*** Block opens ***

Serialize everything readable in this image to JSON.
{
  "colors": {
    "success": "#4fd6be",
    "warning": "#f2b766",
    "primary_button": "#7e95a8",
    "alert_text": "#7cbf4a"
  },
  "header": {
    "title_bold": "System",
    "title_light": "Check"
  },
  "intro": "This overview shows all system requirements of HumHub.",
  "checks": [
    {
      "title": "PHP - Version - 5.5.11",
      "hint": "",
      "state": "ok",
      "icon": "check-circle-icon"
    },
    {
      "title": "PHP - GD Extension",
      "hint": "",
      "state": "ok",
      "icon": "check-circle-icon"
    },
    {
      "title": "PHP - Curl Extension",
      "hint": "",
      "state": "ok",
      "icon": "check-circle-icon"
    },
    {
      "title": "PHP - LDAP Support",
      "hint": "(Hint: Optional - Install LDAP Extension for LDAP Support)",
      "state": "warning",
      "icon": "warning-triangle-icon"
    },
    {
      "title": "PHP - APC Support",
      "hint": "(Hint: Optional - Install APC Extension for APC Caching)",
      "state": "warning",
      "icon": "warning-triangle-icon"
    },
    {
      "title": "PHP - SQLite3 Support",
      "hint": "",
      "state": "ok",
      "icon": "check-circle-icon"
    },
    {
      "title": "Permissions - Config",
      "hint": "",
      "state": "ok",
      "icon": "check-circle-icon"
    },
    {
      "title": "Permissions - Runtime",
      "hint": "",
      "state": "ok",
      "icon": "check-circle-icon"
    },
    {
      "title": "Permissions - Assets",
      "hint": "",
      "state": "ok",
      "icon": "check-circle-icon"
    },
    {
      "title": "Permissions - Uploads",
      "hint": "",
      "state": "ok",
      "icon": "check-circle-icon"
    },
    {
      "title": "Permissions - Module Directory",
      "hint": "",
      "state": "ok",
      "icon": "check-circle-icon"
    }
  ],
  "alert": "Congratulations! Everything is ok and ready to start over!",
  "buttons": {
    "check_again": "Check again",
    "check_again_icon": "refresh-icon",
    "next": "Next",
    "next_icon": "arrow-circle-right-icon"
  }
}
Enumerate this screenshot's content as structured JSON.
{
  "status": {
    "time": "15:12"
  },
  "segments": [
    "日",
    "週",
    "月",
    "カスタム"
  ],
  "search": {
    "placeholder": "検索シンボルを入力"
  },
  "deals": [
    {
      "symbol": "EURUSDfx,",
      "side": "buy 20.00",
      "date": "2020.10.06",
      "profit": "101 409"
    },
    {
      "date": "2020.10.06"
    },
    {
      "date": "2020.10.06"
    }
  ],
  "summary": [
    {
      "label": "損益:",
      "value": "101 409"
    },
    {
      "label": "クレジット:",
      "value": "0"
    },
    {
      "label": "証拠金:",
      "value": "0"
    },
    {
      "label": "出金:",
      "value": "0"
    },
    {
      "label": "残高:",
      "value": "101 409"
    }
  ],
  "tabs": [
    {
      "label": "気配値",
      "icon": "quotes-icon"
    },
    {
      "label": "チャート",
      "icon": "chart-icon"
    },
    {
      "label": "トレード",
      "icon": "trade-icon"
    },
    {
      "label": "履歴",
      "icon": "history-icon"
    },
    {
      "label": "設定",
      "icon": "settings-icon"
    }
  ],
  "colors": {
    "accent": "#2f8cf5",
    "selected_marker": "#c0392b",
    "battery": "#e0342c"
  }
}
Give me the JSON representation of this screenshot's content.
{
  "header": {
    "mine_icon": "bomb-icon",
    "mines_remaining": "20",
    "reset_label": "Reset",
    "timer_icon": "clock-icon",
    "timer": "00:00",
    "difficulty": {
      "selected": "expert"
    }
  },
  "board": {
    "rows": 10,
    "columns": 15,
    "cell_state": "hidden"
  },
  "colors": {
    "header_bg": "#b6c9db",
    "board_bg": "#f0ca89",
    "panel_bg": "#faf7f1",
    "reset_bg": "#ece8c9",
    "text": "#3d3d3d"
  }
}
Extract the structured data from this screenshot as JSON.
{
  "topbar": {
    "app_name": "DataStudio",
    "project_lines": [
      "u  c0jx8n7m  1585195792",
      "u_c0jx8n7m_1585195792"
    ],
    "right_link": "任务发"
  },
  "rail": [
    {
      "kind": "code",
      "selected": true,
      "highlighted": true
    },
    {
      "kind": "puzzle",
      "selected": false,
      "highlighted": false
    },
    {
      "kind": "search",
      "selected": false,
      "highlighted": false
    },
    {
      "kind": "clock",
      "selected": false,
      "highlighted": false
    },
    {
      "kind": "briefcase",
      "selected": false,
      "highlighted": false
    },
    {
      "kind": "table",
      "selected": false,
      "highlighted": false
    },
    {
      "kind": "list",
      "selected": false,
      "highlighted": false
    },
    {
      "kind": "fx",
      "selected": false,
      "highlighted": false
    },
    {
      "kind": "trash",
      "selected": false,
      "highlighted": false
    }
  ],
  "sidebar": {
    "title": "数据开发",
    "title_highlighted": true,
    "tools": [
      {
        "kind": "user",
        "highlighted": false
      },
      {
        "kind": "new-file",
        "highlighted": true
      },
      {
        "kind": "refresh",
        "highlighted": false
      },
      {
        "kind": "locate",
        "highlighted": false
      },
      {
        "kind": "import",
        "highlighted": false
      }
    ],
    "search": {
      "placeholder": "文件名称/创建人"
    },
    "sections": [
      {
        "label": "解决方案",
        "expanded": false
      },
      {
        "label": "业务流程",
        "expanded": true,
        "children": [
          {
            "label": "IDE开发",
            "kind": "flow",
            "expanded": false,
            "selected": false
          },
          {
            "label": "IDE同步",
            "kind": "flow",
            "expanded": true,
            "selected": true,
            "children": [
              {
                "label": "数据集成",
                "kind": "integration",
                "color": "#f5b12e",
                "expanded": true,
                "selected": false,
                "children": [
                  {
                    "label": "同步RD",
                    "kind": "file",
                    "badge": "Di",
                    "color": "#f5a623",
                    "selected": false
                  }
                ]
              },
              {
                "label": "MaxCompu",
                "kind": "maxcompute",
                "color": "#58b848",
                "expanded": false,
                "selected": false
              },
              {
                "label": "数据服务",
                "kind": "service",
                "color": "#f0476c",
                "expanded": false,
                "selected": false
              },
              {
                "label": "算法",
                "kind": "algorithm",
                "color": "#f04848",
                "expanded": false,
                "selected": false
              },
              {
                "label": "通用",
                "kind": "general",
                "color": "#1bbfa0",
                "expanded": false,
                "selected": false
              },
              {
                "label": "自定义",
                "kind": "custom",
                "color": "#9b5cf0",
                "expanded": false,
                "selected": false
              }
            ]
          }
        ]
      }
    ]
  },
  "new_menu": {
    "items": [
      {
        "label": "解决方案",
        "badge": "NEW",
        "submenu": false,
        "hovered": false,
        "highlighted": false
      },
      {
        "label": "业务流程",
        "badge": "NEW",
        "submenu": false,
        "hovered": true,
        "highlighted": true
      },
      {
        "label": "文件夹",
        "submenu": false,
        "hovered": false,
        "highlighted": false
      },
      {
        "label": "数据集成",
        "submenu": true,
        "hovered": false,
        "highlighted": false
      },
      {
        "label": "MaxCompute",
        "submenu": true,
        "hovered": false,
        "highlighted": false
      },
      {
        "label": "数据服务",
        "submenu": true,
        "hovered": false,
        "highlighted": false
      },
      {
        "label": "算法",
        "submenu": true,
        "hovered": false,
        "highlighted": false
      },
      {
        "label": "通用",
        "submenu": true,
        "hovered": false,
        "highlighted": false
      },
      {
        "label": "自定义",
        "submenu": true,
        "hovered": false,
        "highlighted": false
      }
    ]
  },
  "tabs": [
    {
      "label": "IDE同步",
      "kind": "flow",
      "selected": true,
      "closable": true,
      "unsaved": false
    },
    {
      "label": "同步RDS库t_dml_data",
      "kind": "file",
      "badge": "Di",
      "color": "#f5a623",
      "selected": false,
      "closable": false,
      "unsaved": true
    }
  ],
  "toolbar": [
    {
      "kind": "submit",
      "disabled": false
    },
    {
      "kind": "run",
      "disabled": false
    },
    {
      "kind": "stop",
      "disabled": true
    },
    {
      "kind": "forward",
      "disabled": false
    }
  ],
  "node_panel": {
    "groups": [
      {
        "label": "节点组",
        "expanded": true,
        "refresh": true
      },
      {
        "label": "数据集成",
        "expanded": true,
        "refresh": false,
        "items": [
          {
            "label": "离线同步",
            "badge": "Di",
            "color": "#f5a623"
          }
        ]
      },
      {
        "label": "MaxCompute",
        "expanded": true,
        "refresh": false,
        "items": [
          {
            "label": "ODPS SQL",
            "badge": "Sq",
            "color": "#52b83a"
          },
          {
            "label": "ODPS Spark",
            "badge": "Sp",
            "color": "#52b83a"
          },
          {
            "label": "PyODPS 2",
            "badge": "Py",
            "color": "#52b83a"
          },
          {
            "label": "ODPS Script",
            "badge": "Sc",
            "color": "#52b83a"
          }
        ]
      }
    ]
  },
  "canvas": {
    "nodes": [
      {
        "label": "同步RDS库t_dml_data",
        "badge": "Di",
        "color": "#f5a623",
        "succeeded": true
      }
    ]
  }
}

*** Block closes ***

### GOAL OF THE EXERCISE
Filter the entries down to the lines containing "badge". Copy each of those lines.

### ANSWER TO THIS TASK
                    "badge": "Di",
        "badge": "NEW",
        "badge": "NEW",
      "badge": "Di",
            "badge": "Di",
            "badge": "Sq",
            "badge": "Sp",
            "badge": "Py",
            "badge": "Sc",
        "badge": "Di",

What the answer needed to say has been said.